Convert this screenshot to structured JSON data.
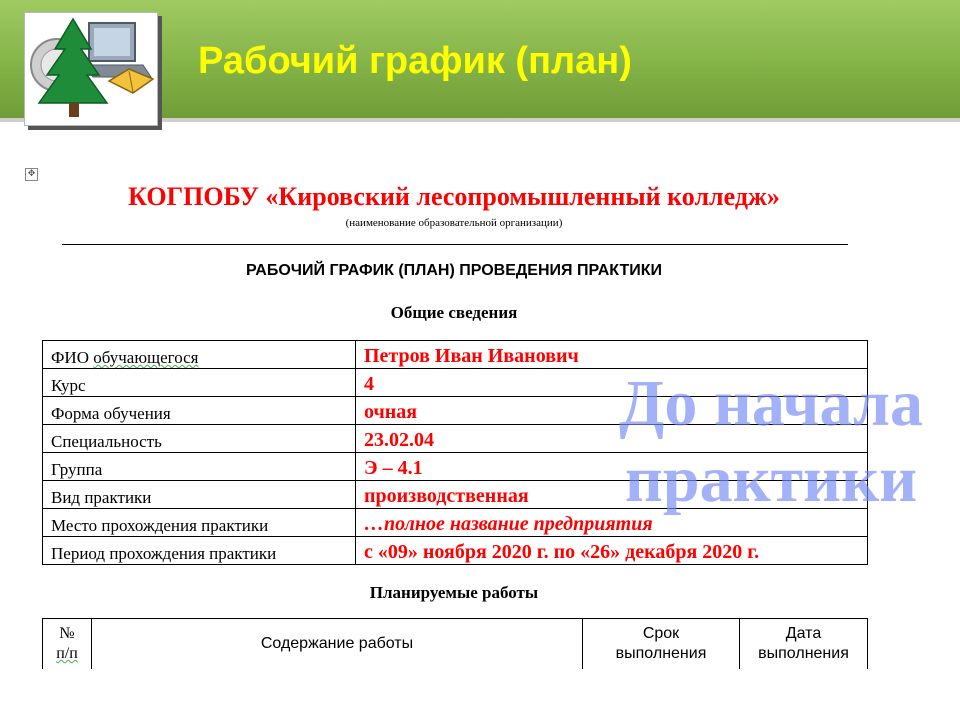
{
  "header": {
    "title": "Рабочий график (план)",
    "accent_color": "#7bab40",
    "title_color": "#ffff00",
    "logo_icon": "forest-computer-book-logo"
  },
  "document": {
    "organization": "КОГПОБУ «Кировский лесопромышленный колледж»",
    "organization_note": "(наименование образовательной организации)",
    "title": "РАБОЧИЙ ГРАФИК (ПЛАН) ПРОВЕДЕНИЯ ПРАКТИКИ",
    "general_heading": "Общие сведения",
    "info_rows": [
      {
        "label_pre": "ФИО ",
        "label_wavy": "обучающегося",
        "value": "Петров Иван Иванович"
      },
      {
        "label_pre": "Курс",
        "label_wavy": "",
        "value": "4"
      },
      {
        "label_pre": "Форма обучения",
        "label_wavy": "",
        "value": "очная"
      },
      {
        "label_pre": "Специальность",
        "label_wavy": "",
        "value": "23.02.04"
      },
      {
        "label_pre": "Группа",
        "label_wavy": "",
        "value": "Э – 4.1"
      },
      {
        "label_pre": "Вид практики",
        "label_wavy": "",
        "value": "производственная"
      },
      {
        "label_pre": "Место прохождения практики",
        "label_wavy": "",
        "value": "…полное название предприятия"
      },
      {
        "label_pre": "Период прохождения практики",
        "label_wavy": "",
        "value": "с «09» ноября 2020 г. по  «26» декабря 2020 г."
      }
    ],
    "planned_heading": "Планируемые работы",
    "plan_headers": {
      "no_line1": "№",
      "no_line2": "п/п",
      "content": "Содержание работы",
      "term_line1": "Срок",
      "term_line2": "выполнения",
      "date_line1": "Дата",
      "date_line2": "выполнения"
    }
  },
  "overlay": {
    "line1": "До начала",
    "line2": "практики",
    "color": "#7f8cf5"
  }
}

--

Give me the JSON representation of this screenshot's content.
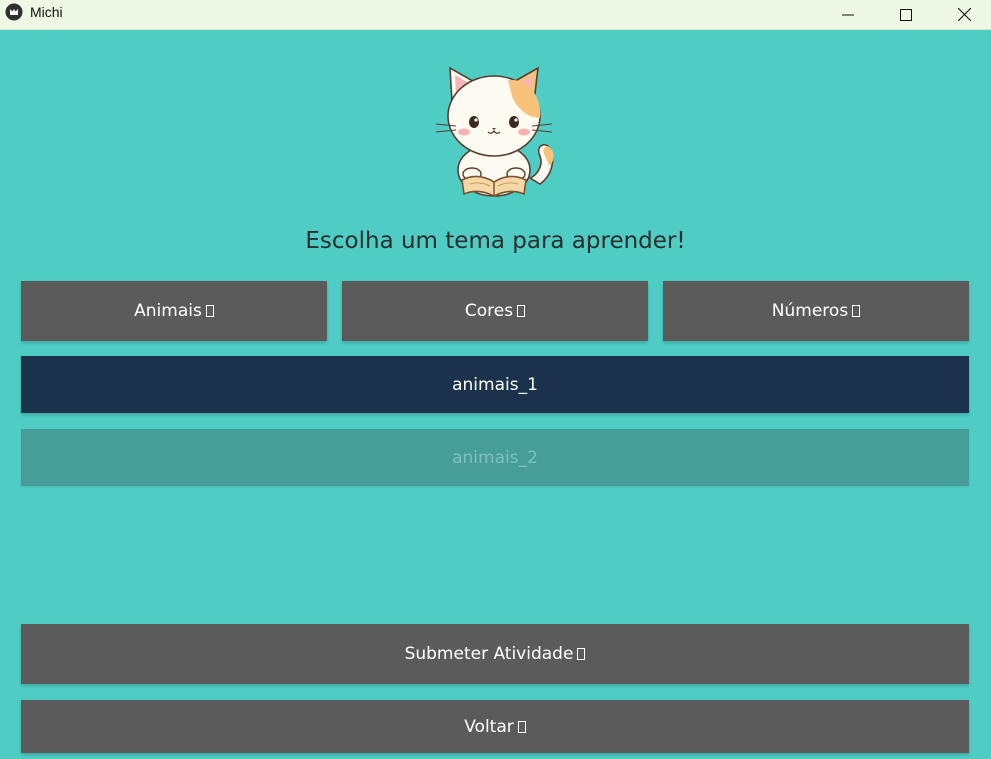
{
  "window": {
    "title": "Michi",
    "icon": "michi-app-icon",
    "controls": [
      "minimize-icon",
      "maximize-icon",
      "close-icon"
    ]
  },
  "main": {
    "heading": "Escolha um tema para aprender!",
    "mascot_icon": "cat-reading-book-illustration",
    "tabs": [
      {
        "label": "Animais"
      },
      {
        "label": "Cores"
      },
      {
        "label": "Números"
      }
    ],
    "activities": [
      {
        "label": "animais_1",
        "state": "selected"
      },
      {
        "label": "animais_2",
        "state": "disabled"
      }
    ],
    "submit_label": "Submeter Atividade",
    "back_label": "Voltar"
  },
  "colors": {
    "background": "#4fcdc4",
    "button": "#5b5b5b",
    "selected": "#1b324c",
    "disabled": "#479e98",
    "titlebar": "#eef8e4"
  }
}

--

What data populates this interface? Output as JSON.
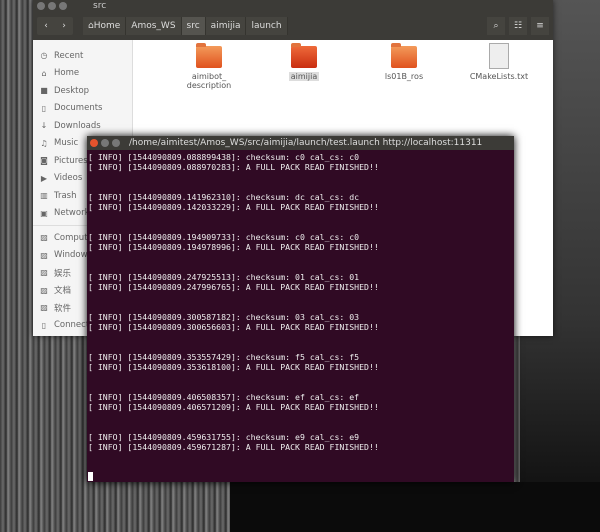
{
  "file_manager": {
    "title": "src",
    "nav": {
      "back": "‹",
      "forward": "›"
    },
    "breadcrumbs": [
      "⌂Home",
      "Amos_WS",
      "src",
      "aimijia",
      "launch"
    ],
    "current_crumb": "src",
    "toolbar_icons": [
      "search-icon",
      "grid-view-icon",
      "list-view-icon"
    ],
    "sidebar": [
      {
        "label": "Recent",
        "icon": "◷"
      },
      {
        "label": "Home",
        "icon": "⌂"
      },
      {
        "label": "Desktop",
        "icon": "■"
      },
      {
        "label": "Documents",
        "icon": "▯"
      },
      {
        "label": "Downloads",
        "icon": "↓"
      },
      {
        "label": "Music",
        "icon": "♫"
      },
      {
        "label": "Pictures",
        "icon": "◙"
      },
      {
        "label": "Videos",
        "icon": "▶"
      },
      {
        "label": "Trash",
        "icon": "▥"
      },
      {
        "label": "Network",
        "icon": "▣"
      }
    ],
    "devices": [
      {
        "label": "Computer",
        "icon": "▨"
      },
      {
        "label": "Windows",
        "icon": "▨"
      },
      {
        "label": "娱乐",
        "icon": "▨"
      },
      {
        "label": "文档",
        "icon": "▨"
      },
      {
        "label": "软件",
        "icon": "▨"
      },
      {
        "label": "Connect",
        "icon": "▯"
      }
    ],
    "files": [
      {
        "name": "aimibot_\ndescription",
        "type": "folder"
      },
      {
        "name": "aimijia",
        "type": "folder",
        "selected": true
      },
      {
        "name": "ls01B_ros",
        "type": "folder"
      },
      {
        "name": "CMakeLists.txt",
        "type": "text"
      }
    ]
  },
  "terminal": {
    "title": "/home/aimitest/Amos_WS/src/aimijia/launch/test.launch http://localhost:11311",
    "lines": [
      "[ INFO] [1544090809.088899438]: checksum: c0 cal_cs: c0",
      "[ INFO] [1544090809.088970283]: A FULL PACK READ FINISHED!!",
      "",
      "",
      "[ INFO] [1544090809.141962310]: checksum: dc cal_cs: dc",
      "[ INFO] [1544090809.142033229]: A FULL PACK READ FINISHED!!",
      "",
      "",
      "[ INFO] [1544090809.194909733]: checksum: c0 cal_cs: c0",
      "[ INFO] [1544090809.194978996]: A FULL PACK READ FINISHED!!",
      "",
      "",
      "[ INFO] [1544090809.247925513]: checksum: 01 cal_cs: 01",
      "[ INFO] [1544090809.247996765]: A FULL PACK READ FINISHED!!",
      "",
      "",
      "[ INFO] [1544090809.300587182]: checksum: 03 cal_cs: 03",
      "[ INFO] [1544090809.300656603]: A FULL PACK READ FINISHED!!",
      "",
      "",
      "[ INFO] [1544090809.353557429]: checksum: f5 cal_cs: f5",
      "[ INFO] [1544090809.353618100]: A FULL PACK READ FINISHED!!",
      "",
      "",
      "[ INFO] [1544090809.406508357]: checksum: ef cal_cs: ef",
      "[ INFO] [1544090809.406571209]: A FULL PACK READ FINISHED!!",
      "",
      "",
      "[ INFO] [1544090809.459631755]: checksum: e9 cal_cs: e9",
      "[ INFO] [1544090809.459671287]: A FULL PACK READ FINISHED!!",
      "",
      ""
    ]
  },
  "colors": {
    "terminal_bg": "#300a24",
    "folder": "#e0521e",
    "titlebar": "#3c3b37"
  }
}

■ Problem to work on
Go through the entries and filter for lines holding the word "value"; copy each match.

■ Answer below
        "value": "Петров Иван Иванович"
        "value": "4"
        "value": "очная"
        "value": "23.02.04"
        "value": "Э – 4.1"
        "value": "производственная"
        "value": "…полное название предприятия"
        "value": "с «09» ноября 2020 г. по  «26» декабря 2020 г."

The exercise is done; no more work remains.